§ **PROBLEM DESCRIPTION**:
Look at every line below and count those containing "Panel". Answer with the number only.

§ **DATA RECORDS**:
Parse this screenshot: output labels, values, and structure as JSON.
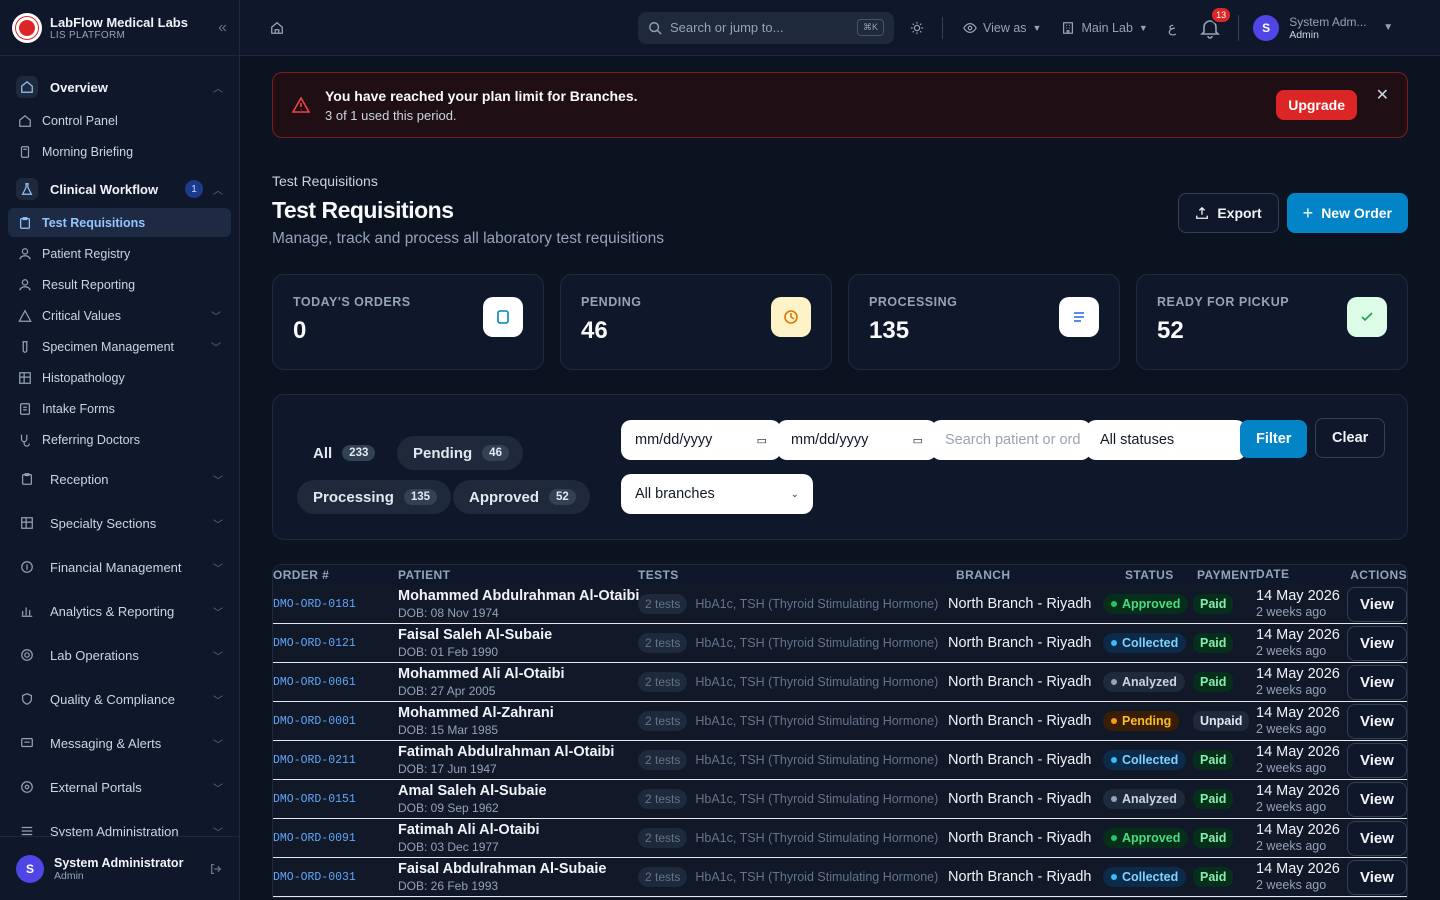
{
  "app": {
    "name": "LabFlow Medical Labs",
    "subtitle": "LIS PLATFORM"
  },
  "sidebar": {
    "groups": [
      {
        "label": "Overview",
        "expanded": true,
        "items": [
          "Control Panel",
          "Morning Briefing"
        ]
      },
      {
        "label": "Clinical Workflow",
        "expanded": true,
        "badge": "1",
        "items": [
          "Test Requisitions",
          "Patient Registry",
          "Result Reporting",
          "Critical Values",
          "Specimen Management",
          "Histopathology",
          "Intake Forms",
          "Referring Doctors"
        ]
      },
      {
        "label": "Reception"
      },
      {
        "label": "Specialty Sections"
      },
      {
        "label": "Financial Management"
      },
      {
        "label": "Analytics & Reporting"
      },
      {
        "label": "Lab Operations"
      },
      {
        "label": "Quality & Compliance"
      },
      {
        "label": "Messaging & Alerts"
      },
      {
        "label": "External Portals"
      },
      {
        "label": "System Administration"
      }
    ],
    "active_item": "Test Requisitions",
    "user": {
      "initial": "S",
      "name": "System Administrator",
      "role": "Admin"
    }
  },
  "topbar": {
    "search_placeholder": "Search or jump to...",
    "search_shortcut": "⌘K",
    "view_as": "View as",
    "lab": "Main Lab",
    "lang": "ع",
    "notifications": "13",
    "user_name": "System Adm...",
    "user_role": "Admin",
    "user_initial": "S"
  },
  "alert": {
    "title": "You have reached your plan limit for Branches.",
    "subtitle": "3 of 1 used this period.",
    "button": "Upgrade"
  },
  "page": {
    "breadcrumb": "Test Requisitions",
    "title": "Test Requisitions",
    "description": "Manage, track and process all laboratory test requisitions",
    "export_label": "Export",
    "new_order_label": "New Order"
  },
  "stats": [
    {
      "label": "TODAY'S ORDERS",
      "value": "0",
      "icon": "clipboard-icon",
      "color": "#0284c7"
    },
    {
      "label": "PENDING",
      "value": "46",
      "icon": "clock-icon",
      "color": "#d97706"
    },
    {
      "label": "PROCESSING",
      "value": "135",
      "icon": "list-icon",
      "color": "#2563eb"
    },
    {
      "label": "READY FOR PICKUP",
      "value": "52",
      "icon": "check-icon",
      "color": "#16a34a"
    }
  ],
  "filters": {
    "chips": [
      {
        "label": "All",
        "count": "233"
      },
      {
        "label": "Pending",
        "count": "46"
      },
      {
        "label": "Processing",
        "count": "135"
      },
      {
        "label": "Approved",
        "count": "52"
      }
    ],
    "date_from": "mm/dd/yyyy",
    "date_to": "mm/dd/yyyy",
    "search_placeholder": "Search patient or ord",
    "status_value": "All statuses",
    "branch_value": "All branches",
    "filter_label": "Filter",
    "clear_label": "Clear"
  },
  "table": {
    "headers": [
      "ORDER #",
      "PATIENT",
      "TESTS",
      "BRANCH",
      "STATUS",
      "PAYMENT",
      "DATE",
      "ACTIONS"
    ],
    "rows": [
      {
        "order": "DMO-ORD-0181",
        "patient": "Mohammed Abdulrahman Al-Otaibi",
        "dob": "DOB: 08 Nov 1974",
        "tests_count": "2 tests",
        "tests": "HbA1c, TSH (Thyroid Stimulating Hormone)",
        "branch": "North Branch - Riyadh",
        "status": "Approved",
        "payment": "Paid",
        "date": "14 May 2026",
        "relative": "2 weeks ago",
        "action": "View"
      },
      {
        "order": "DMO-ORD-0121",
        "patient": "Faisal Saleh Al-Subaie",
        "dob": "DOB: 01 Feb 1990",
        "tests_count": "2 tests",
        "tests": "HbA1c, TSH (Thyroid Stimulating Hormone)",
        "branch": "North Branch - Riyadh",
        "status": "Collected",
        "payment": "Paid",
        "date": "14 May 2026",
        "relative": "2 weeks ago",
        "action": "View"
      },
      {
        "order": "DMO-ORD-0061",
        "patient": "Mohammed Ali Al-Otaibi",
        "dob": "DOB: 27 Apr 2005",
        "tests_count": "2 tests",
        "tests": "HbA1c, TSH (Thyroid Stimulating Hormone)",
        "branch": "North Branch - Riyadh",
        "status": "Analyzed",
        "payment": "Paid",
        "date": "14 May 2026",
        "relative": "2 weeks ago",
        "action": "View"
      },
      {
        "order": "DMO-ORD-0001",
        "patient": "Mohammed Al-Zahrani",
        "dob": "DOB: 15 Mar 1985",
        "tests_count": "2 tests",
        "tests": "HbA1c, TSH (Thyroid Stimulating Hormone)",
        "branch": "North Branch - Riyadh",
        "status": "Pending",
        "payment": "Unpaid",
        "date": "14 May 2026",
        "relative": "2 weeks ago",
        "action": "View"
      },
      {
        "order": "DMO-ORD-0211",
        "patient": "Fatimah Abdulrahman Al-Otaibi",
        "dob": "DOB: 17 Jun 1947",
        "tests_count": "2 tests",
        "tests": "HbA1c, TSH (Thyroid Stimulating Hormone)",
        "branch": "North Branch - Riyadh",
        "status": "Collected",
        "payment": "Paid",
        "date": "14 May 2026",
        "relative": "2 weeks ago",
        "action": "View"
      },
      {
        "order": "DMO-ORD-0151",
        "patient": "Amal Saleh Al-Subaie",
        "dob": "DOB: 09 Sep 1962",
        "tests_count": "2 tests",
        "tests": "HbA1c, TSH (Thyroid Stimulating Hormone)",
        "branch": "North Branch - Riyadh",
        "status": "Analyzed",
        "payment": "Paid",
        "date": "14 May 2026",
        "relative": "2 weeks ago",
        "action": "View"
      },
      {
        "order": "DMO-ORD-0091",
        "patient": "Fatimah Ali Al-Otaibi",
        "dob": "DOB: 03 Dec 1977",
        "tests_count": "2 tests",
        "tests": "HbA1c, TSH (Thyroid Stimulating Hormone)",
        "branch": "North Branch - Riyadh",
        "status": "Approved",
        "payment": "Paid",
        "date": "14 May 2026",
        "relative": "2 weeks ago",
        "action": "View"
      },
      {
        "order": "DMO-ORD-0031",
        "patient": "Faisal Abdulrahman Al-Subaie",
        "dob": "DOB: 26 Feb 1993",
        "tests_count": "2 tests",
        "tests": "HbA1c, TSH (Thyroid Stimulating Hormone)",
        "branch": "North Branch - Riyadh",
        "status": "Collected",
        "payment": "Paid",
        "date": "14 May 2026",
        "relative": "2 weeks ago",
        "action": "View"
      }
    ]
  },
  "status_colors": {
    "Approved": {
      "bg": "#052e1b",
      "fg": "#4ade80",
      "dot": "#22c55e"
    },
    "Collected": {
      "bg": "#0c2a4a",
      "fg": "#7dd3fc",
      "dot": "#38bdf8"
    },
    "Analyzed": {
      "bg": "#1e293b",
      "fg": "#cbd5e1",
      "dot": "#94a3b8"
    },
    "Pending": {
      "bg": "#3a1d05",
      "fg": "#fbbf24",
      "dot": "#f59e0b"
    }
  },
  "payment_colors": {
    "Paid": {
      "bg": "#052e1b",
      "fg": "#86efac"
    },
    "Unpaid": {
      "bg": "#1e293b",
      "fg": "#e2e8f0"
    }
  }
}
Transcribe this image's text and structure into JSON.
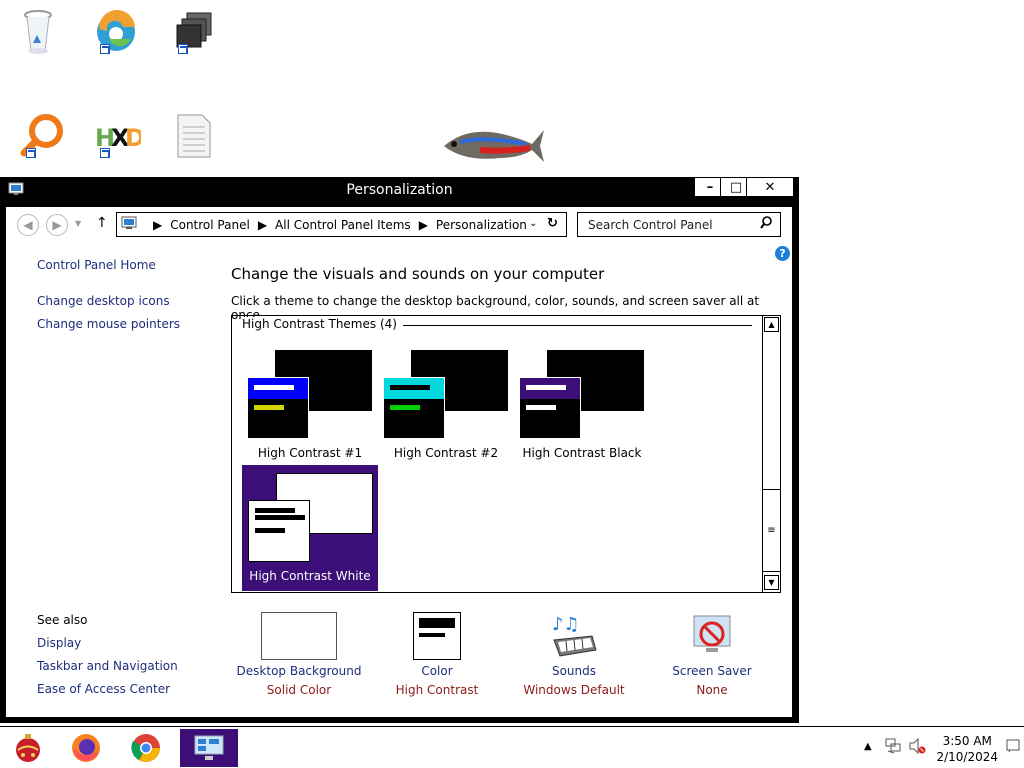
{
  "window": {
    "title": "Personalization",
    "minimize_label": "–",
    "maximize_label": "□",
    "close_label": "✕"
  },
  "address_bar": {
    "crumbs": [
      "Control Panel",
      "All Control Panel Items",
      "Personalization"
    ],
    "search_placeholder": "Search Control Panel"
  },
  "left_pane": {
    "home": "Control Panel Home",
    "links": [
      "Change desktop icons",
      "Change mouse pointers"
    ],
    "see_also_title": "See also",
    "see_also": [
      "Display",
      "Taskbar and Navigation",
      "Ease of Access Center"
    ]
  },
  "main": {
    "heading": "Change the visuals and sounds on your computer",
    "subheading": "Click a theme to change the desktop background, color, sounds, and screen saver all at once.",
    "group_label": "High Contrast Themes (4)",
    "themes": [
      {
        "label": "High Contrast #1",
        "bar_color": "#0000ff",
        "line1": "#ffffff",
        "line2": "#d4d400"
      },
      {
        "label": "High Contrast #2",
        "bar_color": "#00d8e0",
        "line1": "#000000",
        "line2": "#00d000"
      },
      {
        "label": "High Contrast Black",
        "bar_color": "#3c0e77",
        "line1": "#ffffff",
        "line2": "#ffffff"
      },
      {
        "label": "High Contrast White",
        "selected": true
      }
    ]
  },
  "settings": [
    {
      "name": "Desktop Background",
      "value": "Solid Color",
      "icon": "blank-background-icon"
    },
    {
      "name": "Color",
      "value": "High Contrast",
      "icon": "color-icon"
    },
    {
      "name": "Sounds",
      "value": "Windows Default",
      "icon": "sounds-icon"
    },
    {
      "name": "Screen Saver",
      "value": "None",
      "icon": "screen-saver-icon"
    }
  ],
  "taskbar": {
    "time": "3:50 AM",
    "date": "2/10/2024"
  },
  "colors": {
    "link": "#1f2e7a",
    "selected_theme": "#3c0e77",
    "setting_value": "#8b1a1a"
  }
}
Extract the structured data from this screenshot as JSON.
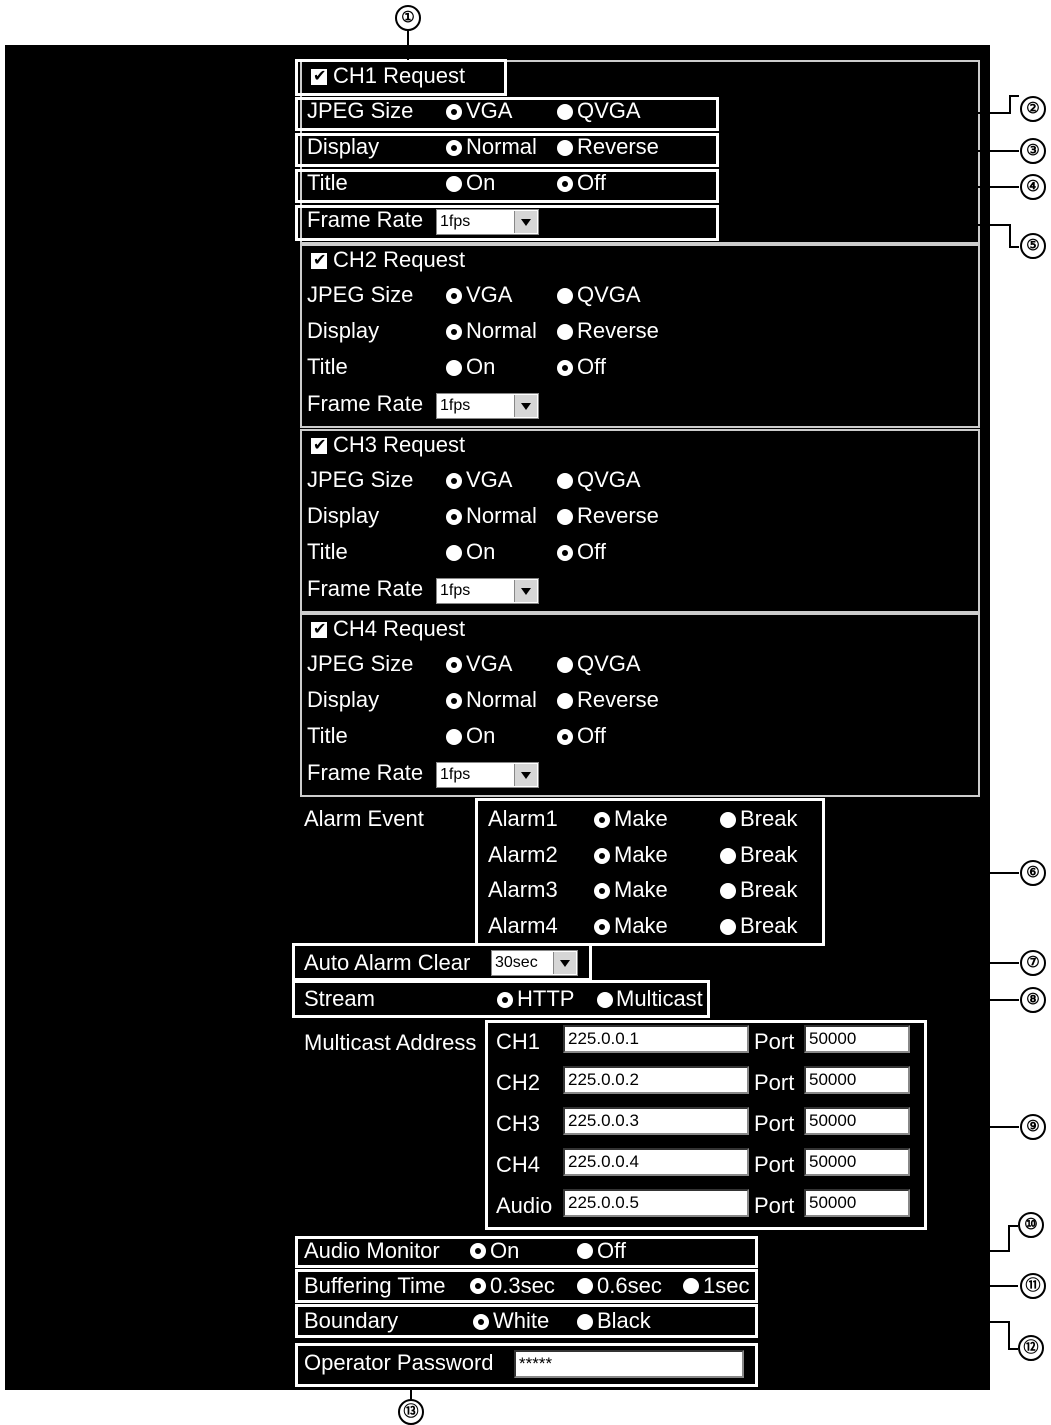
{
  "channels": [
    {
      "request_label": "CH1 Request",
      "jpeg_label": "JPEG Size",
      "vga": "VGA",
      "qvga": "QVGA",
      "display_label": "Display",
      "normal": "Normal",
      "reverse": "Reverse",
      "title_label": "Title",
      "on": "On",
      "off": "Off",
      "frame_rate_label": "Frame Rate",
      "frame_rate_value": "1fps"
    },
    {
      "request_label": "CH2 Request",
      "jpeg_label": "JPEG Size",
      "vga": "VGA",
      "qvga": "QVGA",
      "display_label": "Display",
      "normal": "Normal",
      "reverse": "Reverse",
      "title_label": "Title",
      "on": "On",
      "off": "Off",
      "frame_rate_label": "Frame Rate",
      "frame_rate_value": "1fps"
    },
    {
      "request_label": "CH3 Request",
      "jpeg_label": "JPEG Size",
      "vga": "VGA",
      "qvga": "QVGA",
      "display_label": "Display",
      "normal": "Normal",
      "reverse": "Reverse",
      "title_label": "Title",
      "on": "On",
      "off": "Off",
      "frame_rate_label": "Frame Rate",
      "frame_rate_value": "1fps"
    },
    {
      "request_label": "CH4 Request",
      "jpeg_label": "JPEG Size",
      "vga": "VGA",
      "qvga": "QVGA",
      "display_label": "Display",
      "normal": "Normal",
      "reverse": "Reverse",
      "title_label": "Title",
      "on": "On",
      "off": "Off",
      "frame_rate_label": "Frame Rate",
      "frame_rate_value": "1fps"
    }
  ],
  "alarm": {
    "label": "Alarm Event",
    "rows": [
      {
        "name": "Alarm1",
        "make": "Make",
        "break": "Break"
      },
      {
        "name": "Alarm2",
        "make": "Make",
        "break": "Break"
      },
      {
        "name": "Alarm3",
        "make": "Make",
        "break": "Break"
      },
      {
        "name": "Alarm4",
        "make": "Make",
        "break": "Break"
      }
    ]
  },
  "auto_alarm_clear": {
    "label": "Auto Alarm Clear",
    "value": "30sec"
  },
  "stream": {
    "label": "Stream",
    "http": "HTTP",
    "multicast": "Multicast"
  },
  "multicast": {
    "label": "Multicast Address",
    "port_label": "Port",
    "rows": [
      {
        "ch": "CH1",
        "address": "225.0.0.1",
        "port": "50000"
      },
      {
        "ch": "CH2",
        "address": "225.0.0.2",
        "port": "50000"
      },
      {
        "ch": "CH3",
        "address": "225.0.0.3",
        "port": "50000"
      },
      {
        "ch": "CH4",
        "address": "225.0.0.4",
        "port": "50000"
      },
      {
        "ch": "Audio",
        "address": "225.0.0.5",
        "port": "50000"
      }
    ]
  },
  "audio_monitor": {
    "label": "Audio Monitor",
    "on": "On",
    "off": "Off"
  },
  "buffering": {
    "label": "Buffering Time",
    "opt1": "0.3sec",
    "opt2": "0.6sec",
    "opt3": "1sec"
  },
  "boundary": {
    "label": "Boundary",
    "white": "White",
    "black": "Black"
  },
  "operator_password": {
    "label": "Operator Password",
    "value": "*****"
  },
  "callouts": [
    "①",
    "②",
    "③",
    "④",
    "⑤",
    "⑥",
    "⑦",
    "⑧",
    "⑨",
    "⑩",
    "⑪",
    "⑫",
    "⑬"
  ]
}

§ **SOLUTION TO THIS EXERCISE**:
5